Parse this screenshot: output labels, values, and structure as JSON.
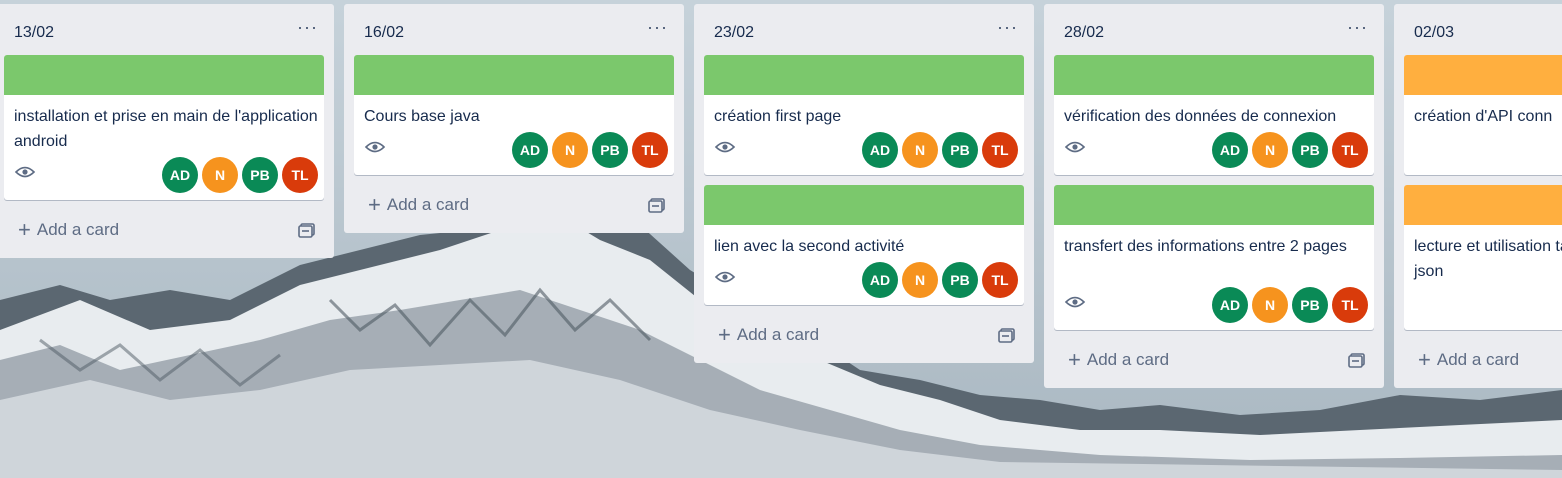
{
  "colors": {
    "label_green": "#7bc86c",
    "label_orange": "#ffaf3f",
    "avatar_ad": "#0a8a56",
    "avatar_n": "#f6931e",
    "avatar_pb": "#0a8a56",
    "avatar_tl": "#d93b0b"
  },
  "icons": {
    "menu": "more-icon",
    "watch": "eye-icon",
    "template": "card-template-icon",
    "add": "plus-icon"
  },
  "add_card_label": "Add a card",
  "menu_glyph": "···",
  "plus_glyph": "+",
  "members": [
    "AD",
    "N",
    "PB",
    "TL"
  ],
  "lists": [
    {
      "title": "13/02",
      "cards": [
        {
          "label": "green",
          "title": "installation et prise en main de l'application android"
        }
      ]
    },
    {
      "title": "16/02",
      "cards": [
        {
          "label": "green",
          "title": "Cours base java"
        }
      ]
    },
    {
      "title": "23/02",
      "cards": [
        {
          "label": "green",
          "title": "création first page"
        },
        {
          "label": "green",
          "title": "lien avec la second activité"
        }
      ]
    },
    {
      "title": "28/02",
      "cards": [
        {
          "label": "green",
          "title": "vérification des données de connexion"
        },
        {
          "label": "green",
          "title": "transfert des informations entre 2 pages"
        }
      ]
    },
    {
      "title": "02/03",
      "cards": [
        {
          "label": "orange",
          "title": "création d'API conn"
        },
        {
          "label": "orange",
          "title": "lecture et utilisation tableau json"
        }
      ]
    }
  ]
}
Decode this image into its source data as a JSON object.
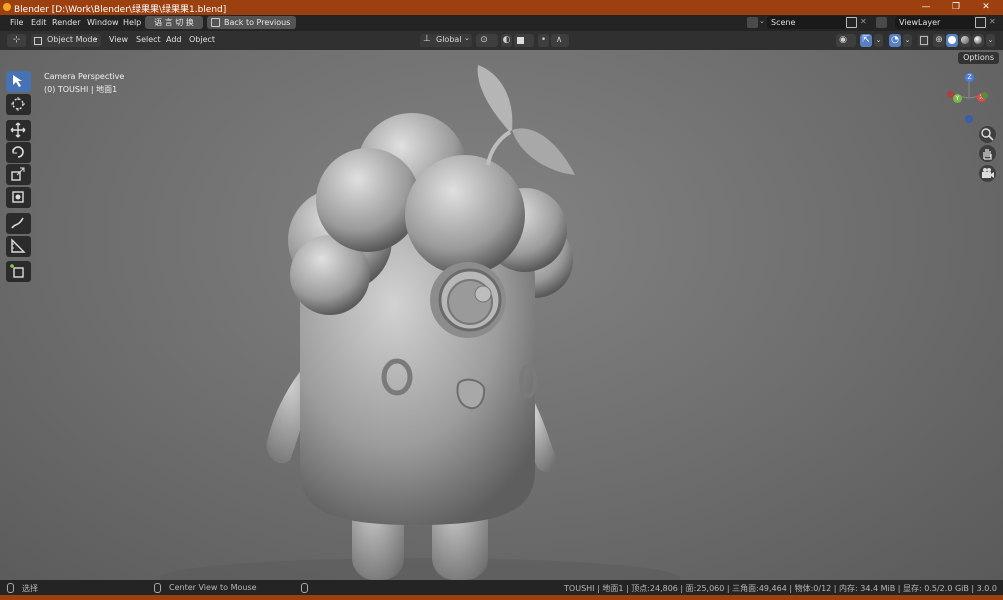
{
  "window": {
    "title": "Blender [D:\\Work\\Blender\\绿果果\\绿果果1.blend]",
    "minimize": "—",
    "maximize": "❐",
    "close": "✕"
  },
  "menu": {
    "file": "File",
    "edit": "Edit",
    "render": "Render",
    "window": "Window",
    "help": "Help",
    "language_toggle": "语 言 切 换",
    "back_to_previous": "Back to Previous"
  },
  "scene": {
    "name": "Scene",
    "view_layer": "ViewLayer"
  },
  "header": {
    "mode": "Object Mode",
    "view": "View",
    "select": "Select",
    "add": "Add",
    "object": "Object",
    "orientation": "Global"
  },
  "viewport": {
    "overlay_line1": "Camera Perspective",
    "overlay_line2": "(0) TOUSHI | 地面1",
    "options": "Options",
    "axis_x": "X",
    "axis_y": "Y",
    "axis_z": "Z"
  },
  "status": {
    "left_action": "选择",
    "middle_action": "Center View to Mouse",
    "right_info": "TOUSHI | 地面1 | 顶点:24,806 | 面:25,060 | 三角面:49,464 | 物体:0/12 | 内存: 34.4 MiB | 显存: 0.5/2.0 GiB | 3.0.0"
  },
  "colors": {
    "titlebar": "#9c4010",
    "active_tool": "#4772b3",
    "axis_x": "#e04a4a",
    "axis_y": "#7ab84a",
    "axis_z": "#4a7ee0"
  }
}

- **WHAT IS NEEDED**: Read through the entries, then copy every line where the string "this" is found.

- **THE COMPLETED TASK**:
Parse this screenshot: output labels, values, and structure as JSON.
Decode this image into its source data as a JSON object.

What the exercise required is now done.